October 24th, 2013
Mack spent three months travelling in Europe as a student and like generations of Europe-bound students before him, he got most of his news from the International Herald Tribune (IHT), the English language newspaper printed in Paris and distributed in more than 135 countries.
But last week there was bad news for old International Herald Tribune. The New York Times Co., which took control of the IHT a decade ago, has rebranded it as the International New York Times. It’s the beleaguered company’s latest attempt to hang onto readers who, as part of the digital upheaval facing all old media, are fleeing to online news competitors.
Ironically, the International Tribune was founded 126 years ago as the European edition of the New York Herald, a one-time rival of the New York Times.
October 16th, 2013
Two years ago, Mack attended a Social Media conference in Las Vegas. As the saying goes, most of what happened there is supposed to stay there but he brought back some information.
Such as, when a presenter asked an audience for anyone under 25 to stand up, then asked those standing to remain on their feet if they were in charge of their organization’s social media. All but a couple of the two dozen of under-25s sat.
Back then social media was still a new and unknown activity which many firms left in the hands of their youngest, and often, newest employees.
That was then. Nowadays social media communications and marketing are better understood and handled. According to LinkedIn, job postings for social media-related jobs have increased by 1,300% since 2010.
The top five social media job titles on LinkedIn according to users are:
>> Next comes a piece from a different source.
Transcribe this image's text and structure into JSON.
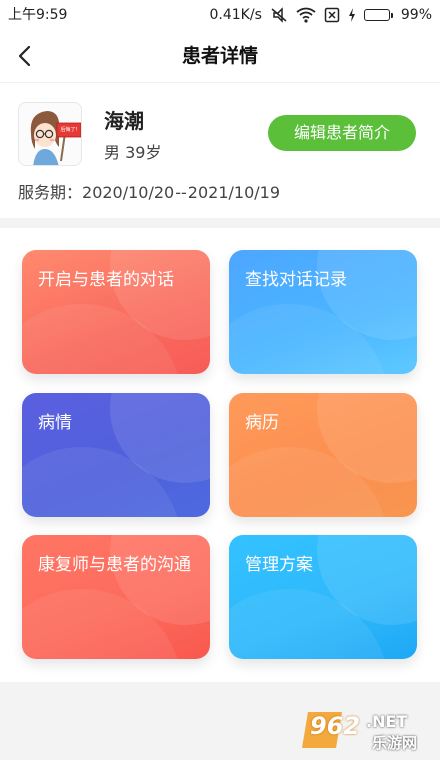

- Social Media Manager
- Social Media Marketer
- Social Media Coordinator
- Social Media Specialist
- Social Media Consultant
October 1st, 2013
Paper is often identified as the endangered species of the digital age. Online and mobile banking, contactless payments and chip card technology will make paper money obsolete. Printed newspapers, squeezed by online classified and display ads will eventually die off.
But Mack isn’t so sure. Two recent bits of news caught his eye.
• The Payment Council of UK notes that the volume of cash payments rose by $200 million pounds in 2012. The recession is a key factor in the cash’s comeback, says the Council, as people return to cash to better monitor their spending.
• The Washington Post has been bought by Amazon founder Jeff Bezos for $250 million US. The Post, of Watergate fame, was the symbol of the golden age of newspapers, when ad revenues flowed and the paper had a daily circulation of more the 800,000. But digital ads have slashed revenue and the circulation is below 500,000. It gets worse. In 2005 Don Graham, then owner of the Post, sold his stake in a small start-up called Facebook. Bezos, poster child of the digital generation, believes newspapers have some future.
September 18th, 2013
One of Mack’s colleagues thought last week’s post about first responders’ high pay was a tad bitter. She might be right. Perhaps the return of the rains momentarily dampened Mack’s usually sunny disposition.
So here’s some good news about jobs. A just released study by the SFU PR program reveals that social media is increasing PR job satisfaction. Thanks to the 24/7 demands of social media, Vancouver public relations professionals are working longer hours—and they don’t seem to mind.
During a survey of more than 100 people who identified themselves as communications, marketing, or PR professionals, researchers found 53 per cent of respondents were working more—especially after hours.
But of everyone surveyed, 84 per cent said that their job satisfaction had either increased or remained the same with more social media responsibilities.
While the results surprised the researchers, here’s how one grad of the PR program put it: “I have to admit, the flexibility of my role, and company, is definitely a perk. The benefits are that I can literally take my clients with me anywhere—my home office, a cafe, or on a trip out of town. I recognize that few can say this about their jobs, and may not want to, but it’s something I enjoy.”
Early in 2013, the PR program secured funding from Telus to produce a video based on the survey results. It began airing in September 2013. An infographic summarizing the research is also available.